Data about app and page elements
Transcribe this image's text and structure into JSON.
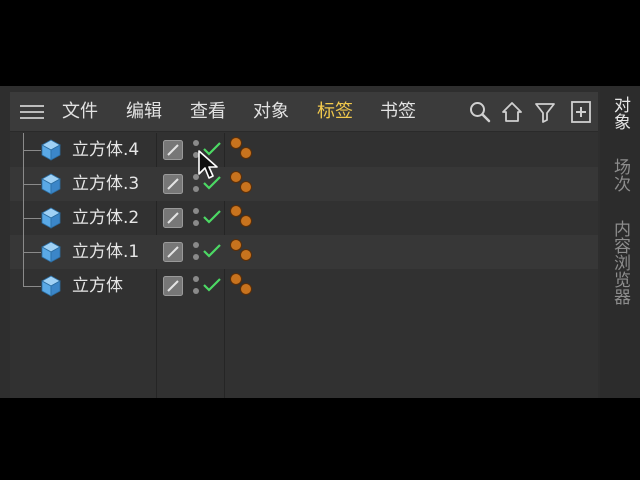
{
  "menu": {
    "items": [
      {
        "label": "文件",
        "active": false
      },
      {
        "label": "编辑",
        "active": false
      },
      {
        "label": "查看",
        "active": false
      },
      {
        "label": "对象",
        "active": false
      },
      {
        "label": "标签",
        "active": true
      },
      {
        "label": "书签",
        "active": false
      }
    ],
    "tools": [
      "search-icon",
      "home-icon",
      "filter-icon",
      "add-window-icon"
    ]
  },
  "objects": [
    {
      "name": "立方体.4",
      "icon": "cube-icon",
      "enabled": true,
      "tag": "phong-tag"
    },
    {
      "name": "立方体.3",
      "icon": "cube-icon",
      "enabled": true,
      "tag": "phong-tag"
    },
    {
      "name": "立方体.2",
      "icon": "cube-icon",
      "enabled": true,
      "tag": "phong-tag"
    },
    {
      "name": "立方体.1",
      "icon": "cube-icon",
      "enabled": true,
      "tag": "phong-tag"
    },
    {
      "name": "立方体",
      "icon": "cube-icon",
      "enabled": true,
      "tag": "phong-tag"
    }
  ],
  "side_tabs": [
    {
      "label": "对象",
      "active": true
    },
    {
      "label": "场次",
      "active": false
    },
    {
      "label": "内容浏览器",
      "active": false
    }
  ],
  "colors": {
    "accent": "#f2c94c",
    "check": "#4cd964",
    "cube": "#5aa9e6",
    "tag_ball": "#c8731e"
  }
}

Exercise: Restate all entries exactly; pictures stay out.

Output below:
Transcribe this image's text and structure into JSON.
{
  "menu": {
    "items": [
      {
        "label": "文件",
        "active": false
      },
      {
        "label": "编辑",
        "active": false
      },
      {
        "label": "查看",
        "active": false
      },
      {
        "label": "对象",
        "active": false
      },
      {
        "label": "标签",
        "active": true
      },
      {
        "label": "书签",
        "active": false
      }
    ],
    "tools": [
      "search-icon",
      "home-icon",
      "filter-icon",
      "add-window-icon"
    ]
  },
  "objects": [
    {
      "name": "立方体.4",
      "icon": "cube-icon",
      "enabled": true,
      "tag": "phong-tag"
    },
    {
      "name": "立方体.3",
      "icon": "cube-icon",
      "enabled": true,
      "tag": "phong-tag"
    },
    {
      "name": "立方体.2",
      "icon": "cube-icon",
      "enabled": true,
      "tag": "phong-tag"
    },
    {
      "name": "立方体.1",
      "icon": "cube-icon",
      "enabled": true,
      "tag": "phong-tag"
    },
    {
      "name": "立方体",
      "icon": "cube-icon",
      "enabled": true,
      "tag": "phong-tag"
    }
  ],
  "side_tabs": [
    {
      "label": "对象",
      "active": true
    },
    {
      "label": "场次",
      "active": false
    },
    {
      "label": "内容浏览器",
      "active": false
    }
  ],
  "colors": {
    "accent": "#f2c94c",
    "check": "#4cd964",
    "cube": "#5aa9e6",
    "tag_ball": "#c8731e"
  }
}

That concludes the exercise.